◆ **Work required**: Search the records for the string "true" and return each line that has it.

Items listed in a dataset
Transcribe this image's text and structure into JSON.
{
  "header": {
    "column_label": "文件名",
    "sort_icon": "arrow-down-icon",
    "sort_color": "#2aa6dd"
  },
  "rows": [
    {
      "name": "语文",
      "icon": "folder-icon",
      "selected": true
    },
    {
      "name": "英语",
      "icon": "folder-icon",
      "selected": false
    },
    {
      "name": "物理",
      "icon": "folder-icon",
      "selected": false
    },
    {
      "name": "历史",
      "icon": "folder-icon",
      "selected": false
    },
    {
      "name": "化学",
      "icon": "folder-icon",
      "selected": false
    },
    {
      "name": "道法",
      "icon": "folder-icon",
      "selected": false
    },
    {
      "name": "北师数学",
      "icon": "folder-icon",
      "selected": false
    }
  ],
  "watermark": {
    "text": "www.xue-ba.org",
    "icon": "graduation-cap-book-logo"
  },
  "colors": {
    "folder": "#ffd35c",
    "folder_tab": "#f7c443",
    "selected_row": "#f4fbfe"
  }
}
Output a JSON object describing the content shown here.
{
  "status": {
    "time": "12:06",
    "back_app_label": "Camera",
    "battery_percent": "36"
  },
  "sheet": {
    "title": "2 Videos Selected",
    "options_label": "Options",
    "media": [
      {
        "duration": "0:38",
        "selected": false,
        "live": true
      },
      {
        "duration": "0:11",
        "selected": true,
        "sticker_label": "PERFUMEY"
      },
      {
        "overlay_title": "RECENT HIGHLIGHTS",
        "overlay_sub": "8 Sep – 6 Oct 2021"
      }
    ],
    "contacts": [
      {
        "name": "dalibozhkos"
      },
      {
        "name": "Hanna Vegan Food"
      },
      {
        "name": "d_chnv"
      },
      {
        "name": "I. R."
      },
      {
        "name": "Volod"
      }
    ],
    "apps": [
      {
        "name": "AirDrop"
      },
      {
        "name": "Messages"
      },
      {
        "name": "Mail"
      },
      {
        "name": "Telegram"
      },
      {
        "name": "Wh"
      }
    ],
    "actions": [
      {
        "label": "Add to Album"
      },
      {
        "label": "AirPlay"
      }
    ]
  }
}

◆ **Solution below**:
      "selected": true
        "live": true
        "selected": true,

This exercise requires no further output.